> **ASSIGNED TASK**
Pictures aside, can you reproduce the records word for word?

> **INPUT MATERIAL**

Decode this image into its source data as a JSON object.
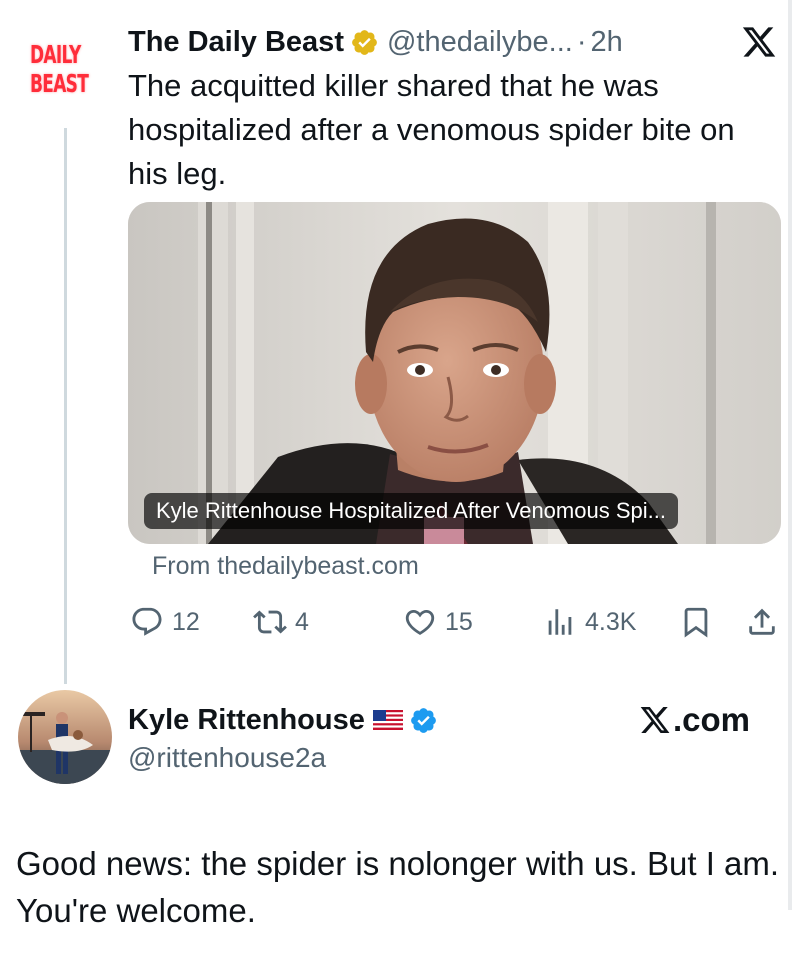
{
  "first_tweet": {
    "logo_text": [
      "DAILY",
      "BEAST"
    ],
    "author_name": "The Daily Beast",
    "handle": "@thedailybe...",
    "separator": "·",
    "time": "2h",
    "text": "The acquitted killer shared that he was hospitalized after a venomous spider bite on his leg.",
    "card": {
      "headline": "Kyle Rittenhouse Hospitalized After Venomous Spi...",
      "source": "From thedailybeast.com"
    },
    "actions": {
      "replies": "12",
      "reposts": "4",
      "likes": "15",
      "views": "4.3K"
    },
    "icons": [
      "x-logo-icon",
      "verified-gold-badge-icon",
      "reply-icon",
      "repost-icon",
      "like-icon",
      "views-icon",
      "bookmark-icon",
      "share-icon"
    ]
  },
  "reply_tweet": {
    "author_name": "Kyle Rittenhouse",
    "handle": "@rittenhouse2a",
    "watermark": ".com",
    "text": "Good news: the spider is nolonger with us. But I am. You're welcome.",
    "icons": [
      "us-flag-icon",
      "verified-blue-badge-icon"
    ]
  },
  "colors": {
    "text": "#0f1419",
    "secondary": "#536471",
    "logo_red": "#ff2d3a",
    "verified_blue": "#1d9bf0",
    "verified_gold": "#e2b719"
  }
}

> **YOUR RESPONSE**
Decode this image into its source data as a JSON object.
{
  "first_tweet": {
    "logo_text": [
      "DAILY",
      "BEAST"
    ],
    "author_name": "The Daily Beast",
    "handle": "@thedailybe...",
    "separator": "·",
    "time": "2h",
    "text": "The acquitted killer shared that he was hospitalized after a venomous spider bite on his leg.",
    "card": {
      "headline": "Kyle Rittenhouse Hospitalized After Venomous Spi...",
      "source": "From thedailybeast.com"
    },
    "actions": {
      "replies": "12",
      "reposts": "4",
      "likes": "15",
      "views": "4.3K"
    },
    "icons": [
      "x-logo-icon",
      "verified-gold-badge-icon",
      "reply-icon",
      "repost-icon",
      "like-icon",
      "views-icon",
      "bookmark-icon",
      "share-icon"
    ]
  },
  "reply_tweet": {
    "author_name": "Kyle Rittenhouse",
    "handle": "@rittenhouse2a",
    "watermark": ".com",
    "text": "Good news: the spider is nolonger with us. But I am. You're welcome.",
    "icons": [
      "us-flag-icon",
      "verified-blue-badge-icon"
    ]
  },
  "colors": {
    "text": "#0f1419",
    "secondary": "#536471",
    "logo_red": "#ff2d3a",
    "verified_blue": "#1d9bf0",
    "verified_gold": "#e2b719"
  }
}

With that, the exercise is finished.